• _What you should do_: Your answer must be the records below, repeated exactly, with every picture left out.

Saved entries
* * *
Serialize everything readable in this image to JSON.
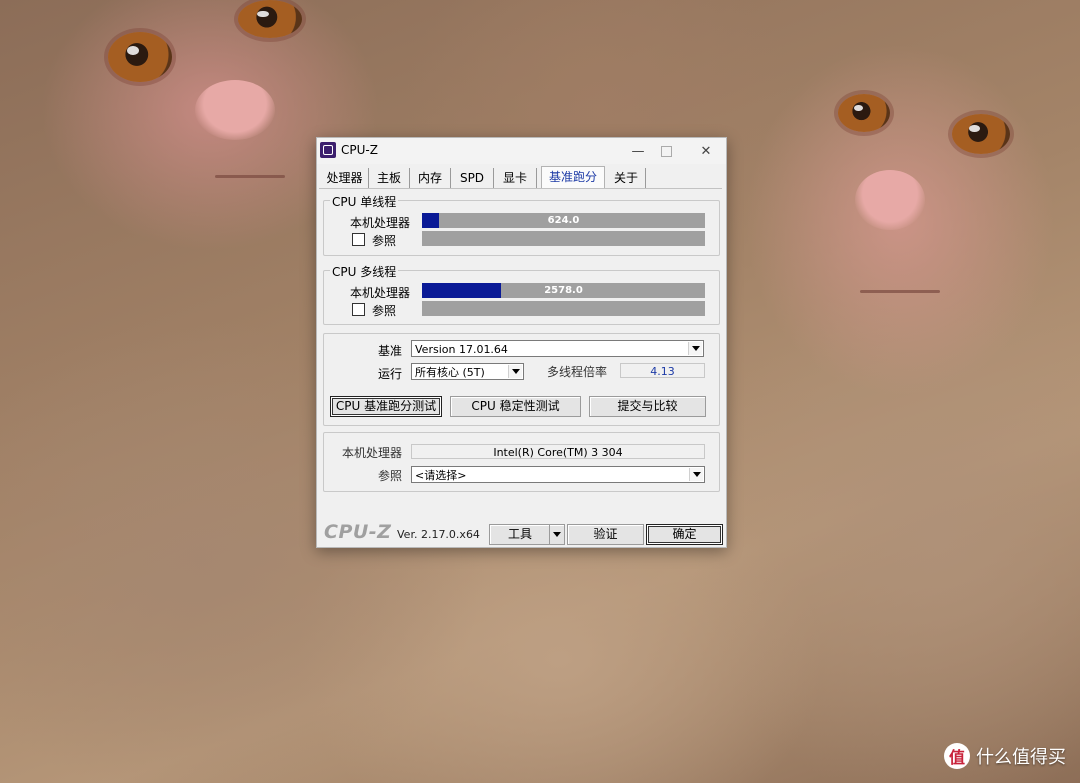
{
  "window": {
    "title": "CPU-Z",
    "tabs": [
      "处理器",
      "主板",
      "内存",
      "SPD",
      "显卡",
      "基准跑分",
      "关于"
    ],
    "active_tab": "基准跑分"
  },
  "single_thread": {
    "group_label": "CPU 单线程",
    "this_processor_label": "本机处理器",
    "this_processor_score": "624.0",
    "this_processor_fraction": 0.06,
    "reference_label": "参照",
    "reference_checked": false
  },
  "multi_thread": {
    "group_label": "CPU 多线程",
    "this_processor_label": "本机处理器",
    "this_processor_score": "2578.0",
    "this_processor_fraction": 0.28,
    "reference_label": "参照",
    "reference_checked": false
  },
  "settings": {
    "benchmark_label": "基准",
    "benchmark_value": "Version 17.01.64",
    "threads_label": "运行",
    "threads_value": "所有核心 (5T)",
    "ratio_label": "多线程倍率",
    "ratio_value": "4.13"
  },
  "buttons": {
    "bench": "CPU 基准跑分测试",
    "stress": "CPU 稳定性测试",
    "submit": "提交与比较"
  },
  "processor_info": {
    "this_label": "本机处理器",
    "this_value": "Intel(R) Core(TM) 3 304",
    "ref_label": "参照",
    "ref_value": "<请选择>"
  },
  "footer": {
    "logo": "CPU-Z",
    "version": "Ver. 2.17.0.x64",
    "tools": "工具",
    "validate": "验证",
    "ok": "确定"
  },
  "watermark": {
    "logo_char": "值",
    "text": "什么值得买"
  },
  "colors": {
    "bar_fill": "#0a1a96",
    "bar_track": "#a0a0a0",
    "active_tab_text": "#1c3aa6"
  }
}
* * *
• _Written reply_:
Serialize everything readable in this image to JSON.
{
  "window": {
    "title": "CPU-Z",
    "tabs": [
      "处理器",
      "主板",
      "内存",
      "SPD",
      "显卡",
      "基准跑分",
      "关于"
    ],
    "active_tab": "基准跑分"
  },
  "single_thread": {
    "group_label": "CPU 单线程",
    "this_processor_label": "本机处理器",
    "this_processor_score": "624.0",
    "this_processor_fraction": 0.06,
    "reference_label": "参照",
    "reference_checked": false
  },
  "multi_thread": {
    "group_label": "CPU 多线程",
    "this_processor_label": "本机处理器",
    "this_processor_score": "2578.0",
    "this_processor_fraction": 0.28,
    "reference_label": "参照",
    "reference_checked": false
  },
  "settings": {
    "benchmark_label": "基准",
    "benchmark_value": "Version 17.01.64",
    "threads_label": "运行",
    "threads_value": "所有核心 (5T)",
    "ratio_label": "多线程倍率",
    "ratio_value": "4.13"
  },
  "buttons": {
    "bench": "CPU 基准跑分测试",
    "stress": "CPU 稳定性测试",
    "submit": "提交与比较"
  },
  "processor_info": {
    "this_label": "本机处理器",
    "this_value": "Intel(R) Core(TM) 3 304",
    "ref_label": "参照",
    "ref_value": "<请选择>"
  },
  "footer": {
    "logo": "CPU-Z",
    "version": "Ver. 2.17.0.x64",
    "tools": "工具",
    "validate": "验证",
    "ok": "确定"
  },
  "watermark": {
    "logo_char": "值",
    "text": "什么值得买"
  },
  "colors": {
    "bar_fill": "#0a1a96",
    "bar_track": "#a0a0a0",
    "active_tab_text": "#1c3aa6"
  }
}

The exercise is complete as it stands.